The Bayou Classic is the best rivalry game between two historically black college football programs, with Grambling State and Southern squaring off in the branded game since 1974 (the series began in ’36).
For the last 24 years, the game has been held on Thanksgiving Saturday at the Superdome in New Orleans, with the exception of 2005 when the game was moved to Houston after Hurricane Katrina devastated New Orleans.
The game has become a Louisiana event, even if a small one, but now change could be coming.
According to a News Star report, managers of the Superdome are considering removing Grambling from the game due to low attendance and replacing it with another annual opponent or alternating opponents.
From the report:
“If Grambling has fallen off that bad, maybe Southern could take the lead and it could be an earned-in game and bring in somebody else,” said Robert Bruno, the commissioner of the LSED. “I just don’t know if Grambling can carry the load.”
Grambling has finished with records of 1-10 and 1-11 the past two years. Even when Grambling was very successful, the game usually featured a much larger crowd of Southern fans.
Management is also considering moving the game from Thanksgiving Saturday to the opening weekend of the season.
It would be the latest knock on Grambling, which has been a program in turmoil recently.
After head coach Doug Williams was fired last season, Grambling players walked out on a meeting with the president and athletic director.
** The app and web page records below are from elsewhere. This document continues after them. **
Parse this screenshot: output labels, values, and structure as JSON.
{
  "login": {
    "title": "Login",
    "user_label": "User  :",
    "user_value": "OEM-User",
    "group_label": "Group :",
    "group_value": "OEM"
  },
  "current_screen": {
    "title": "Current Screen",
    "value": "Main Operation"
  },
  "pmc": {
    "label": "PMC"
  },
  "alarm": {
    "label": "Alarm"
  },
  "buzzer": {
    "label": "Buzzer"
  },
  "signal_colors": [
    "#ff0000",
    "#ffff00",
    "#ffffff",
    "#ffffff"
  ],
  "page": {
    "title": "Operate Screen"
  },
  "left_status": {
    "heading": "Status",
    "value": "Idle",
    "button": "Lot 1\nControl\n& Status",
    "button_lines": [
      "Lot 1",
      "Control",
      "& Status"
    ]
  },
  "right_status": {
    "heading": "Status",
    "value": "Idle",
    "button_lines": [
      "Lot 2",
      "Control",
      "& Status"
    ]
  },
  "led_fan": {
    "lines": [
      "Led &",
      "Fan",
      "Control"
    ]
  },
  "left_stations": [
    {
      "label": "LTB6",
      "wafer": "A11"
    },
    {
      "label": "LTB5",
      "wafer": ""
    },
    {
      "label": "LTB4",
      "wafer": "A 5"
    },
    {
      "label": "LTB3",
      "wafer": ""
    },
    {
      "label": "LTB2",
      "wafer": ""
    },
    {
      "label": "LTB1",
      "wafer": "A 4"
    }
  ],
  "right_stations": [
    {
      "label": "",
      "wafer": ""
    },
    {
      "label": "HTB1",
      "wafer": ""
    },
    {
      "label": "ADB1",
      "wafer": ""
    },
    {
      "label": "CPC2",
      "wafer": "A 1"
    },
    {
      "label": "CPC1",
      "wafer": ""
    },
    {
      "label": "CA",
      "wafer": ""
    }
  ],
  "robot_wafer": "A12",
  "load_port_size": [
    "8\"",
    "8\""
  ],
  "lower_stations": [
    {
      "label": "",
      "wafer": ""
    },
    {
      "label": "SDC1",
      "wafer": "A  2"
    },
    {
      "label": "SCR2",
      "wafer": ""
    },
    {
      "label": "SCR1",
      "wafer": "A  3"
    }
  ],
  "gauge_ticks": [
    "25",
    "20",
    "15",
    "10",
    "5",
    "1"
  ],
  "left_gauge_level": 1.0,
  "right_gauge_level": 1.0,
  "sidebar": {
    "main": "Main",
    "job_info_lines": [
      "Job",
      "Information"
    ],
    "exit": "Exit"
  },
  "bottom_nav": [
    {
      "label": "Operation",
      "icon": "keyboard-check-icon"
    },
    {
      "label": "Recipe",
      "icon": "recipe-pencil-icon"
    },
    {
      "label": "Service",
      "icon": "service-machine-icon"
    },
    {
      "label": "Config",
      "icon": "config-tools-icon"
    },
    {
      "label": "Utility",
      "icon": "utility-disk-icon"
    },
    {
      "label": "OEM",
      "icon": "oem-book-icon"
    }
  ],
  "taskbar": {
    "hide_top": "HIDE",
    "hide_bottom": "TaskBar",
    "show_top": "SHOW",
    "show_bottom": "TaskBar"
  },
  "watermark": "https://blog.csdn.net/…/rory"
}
They also staged a boycott over issues with school leadership and the poor state of the program’s facilities, among other things, which led to a canceled game against Jackson State.